                     Hancock's Equestrian Statue Washington DC
                    (Library of Congress photo)

Hancock commanded the 2nd Corps throughout the Overland Campaign in 1864 when the corps was considered "the Thunderbolt of the Army of the Potomac". Hancock's only major battlefield defeat was at Reams Station on August 25, 1864.  He was commanding troops in the Shenandoah Valley when the war ended.

 Lt. General  U. S. Grant paid homage to Hancock in his Personal Memoirs noting: "Hancock stands the most conspicuous figure of all the general officers who did not exercise a separate command. He commanded a corps longer than any other one, and his name was never mentioned as having committed in battle a blunder for which he was responsible. He was a man of very conspicuous personal appearance. Tall, well-formed and, at the time of which I now write, young and fresh-looking, he presented an appearance that would attract the attention of an army as he passed. His genial disposition made him friends, and his personal courage and his presence with his command in the thickest of the fight won for him the confidence of troops serving under him. No matter how hard the fight, the 2d Corps always felt that their commander was looking after them."
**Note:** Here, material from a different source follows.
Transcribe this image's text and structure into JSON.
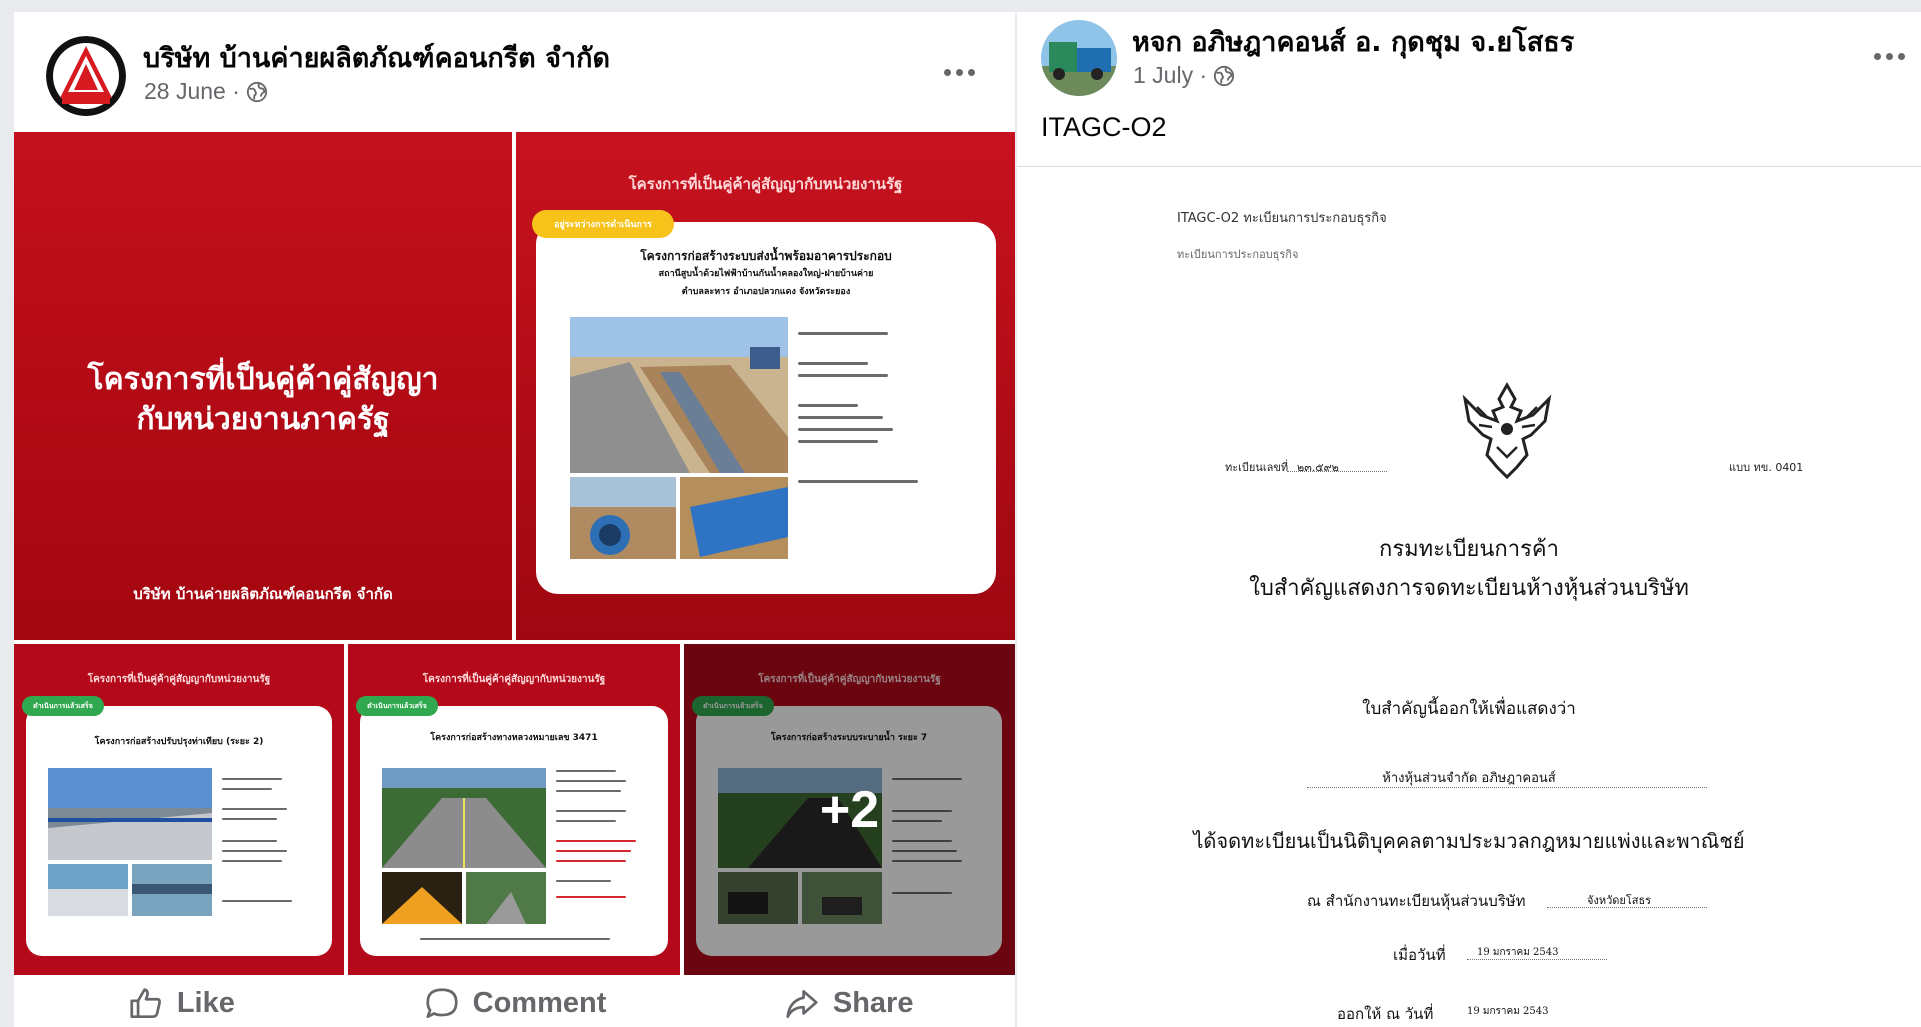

Winfield Scott Hancock died at Governors Island, New York in 1886 from complications of a carbuncle and diabetes.  He is buried in Montgomery Cemetery, Norristown, Pennsylvania with his daughter Ada who preceded him in death.

                                     Library of Congress photo

Thursday, January 2, 2014

Honoring the Fallen: Memorial Illumination at Antietam National Battlefield

December 7, 2013 marked the 25th Anniversary of the Memorial Illumination at Antietam National Battlefield.

23,110  candles are placed on the battlefield by innumerable volunteers to honor the casualties of the September 17, 1862 Battle of Antietam, the single bloodiest day in all American History.

The event is sponsored by Antietam National Battlefield in cooperation with the American Business Women's Association and the Washington County Convention & Visitors' Bureau.

Volunteers representing Union and Confederate soldiers stand around campfires while the lines of vehicles pass by, viewing the luminaries.

Vehicles line up on Maryland Route 34, hours before the event, waiting for their chance to enter the battlefield via Richardson Avenue.

 It is an awe inspiring experience both to view the luminaries and participate as a volunteer.  I had the honor, this year, along with other living historians representing Battery B, 4th U S artillery to stand around a campfire at the intersection of Dunker Church Road and Starke Avenue.  While not attempting to be a modern day Alexander Gardner I was able to sneak in a few photographs. Cannot wait until next year to do it all again.